Botanical Garden on Mount Baldo – it was interesting to see and discuss all the herbs, edible flowers and plants that not only grew in the immediate vicinity, but those that grow in the micro climates around the region. It was interesting to see and taste some of the products we had already experienced like Sambuca. We also saw many poisonous plants and flowers. An interesting visit.

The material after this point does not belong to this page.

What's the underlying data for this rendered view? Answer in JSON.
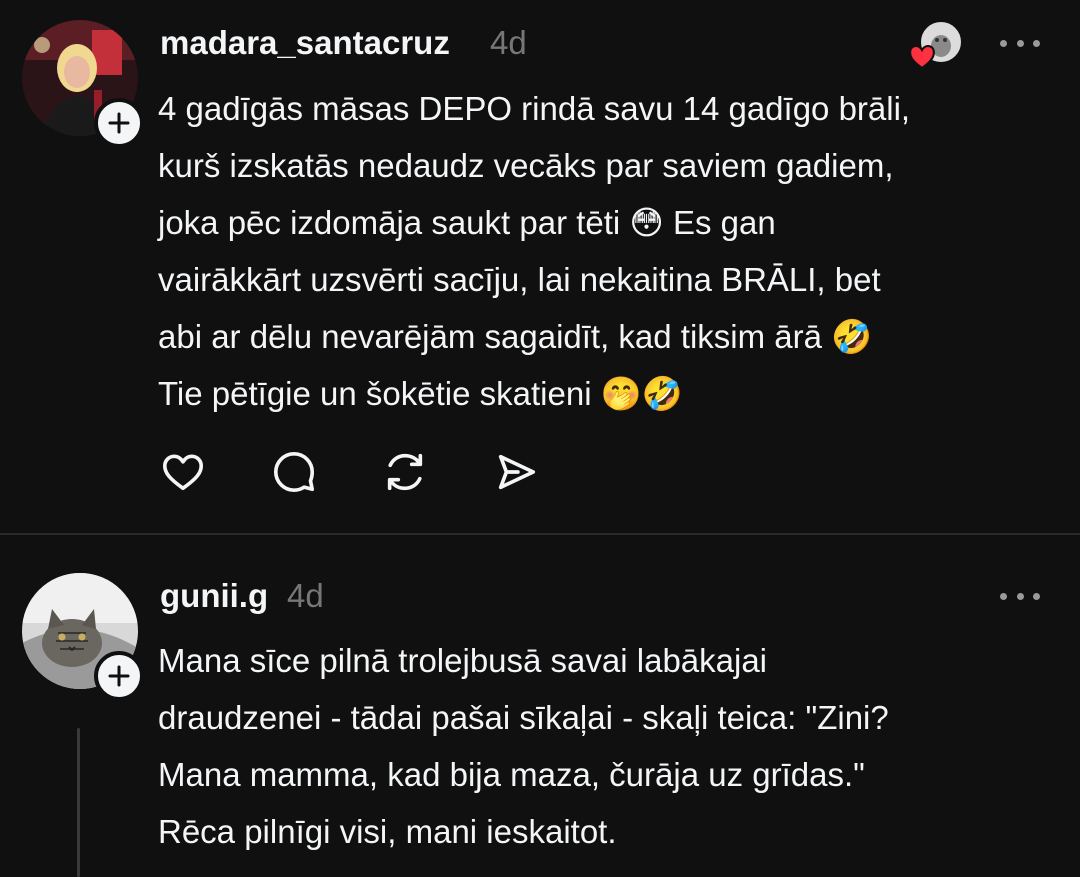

Azienda Agricola Biologica –Terleth Ignaz – on Monte Baldo – an organic farm that primarily raises organic grass feed beef in the high mountains. This is a stunningly beautiful place – that is remote. The farm is situated on land that used to divide Austria and Italy. Several times on this trip Chiara would say “ I don’t know what they are saying, they are speaking in dialect”. We took a tour of the farm and saw this huge three story beautiful barn where the animals live in the winter. Spring, summer, and fall the animals graze the lush pastures of the mountain side. The farm has about 130 head of cattle, and the primary breed raised is called Razza Scozzese Highland or Scottish Highland Breed. We saw an old church that they say sits directly on the old border of Italy and Austria, the church is now filled with the most amazing variety of cured meat products your heart could desire. Whole sides of pig were hanging making the slow transformation into Speck; it had become the “Church of Cured Meat”. We walked back to the farmer’s house and the chef started a fire in the huge fireplace used for heat and for smoking cured meats hung high up in the ceiling. Then we sat around the table and tasted a variety of cured meats (Speck to die for), cheeses, and boiled potatoes-peel, salt and pepper-yum. Then the chef called us into the other room and he broke out about 15 huge Bistecca a la Trentino (T-Bone steaks). He lightly seasoned the steak and used branches of herbs to brush oil on the steaks, and then he cooked them in the fire place. He asked how we wanted our steaks and I asked for mine rare. We discussed beef and steak while the meat was cooking and resting. When it was time to serve, he found a particular steak – the biggest, most beautiful rarest piece and he said “this is yours”. It was not only huge, but delicious. Most people were sharing steak; I finished mine and ate half of Masa’s. The farmer and the chef loved that I could eat! The wine flowed like there was no tomorrow. The conversation was great, at times there were conversations going on in 4 languages Italian, German, English, and Japanese. We laughed and laughed, more wine, Grappa, then the homemade Grappa flavored with the Sambuca flower and local herbs. Café – but don’t forget to add the Grappa! The chef had the farmer fill a bottle of Grappa for Masa to bring back to Jesi (he was the Grappa guy, I was the steak guy). It was a magical night. Back to the agriturismo for the night, and another day of cooking ahead. The perfect field trip!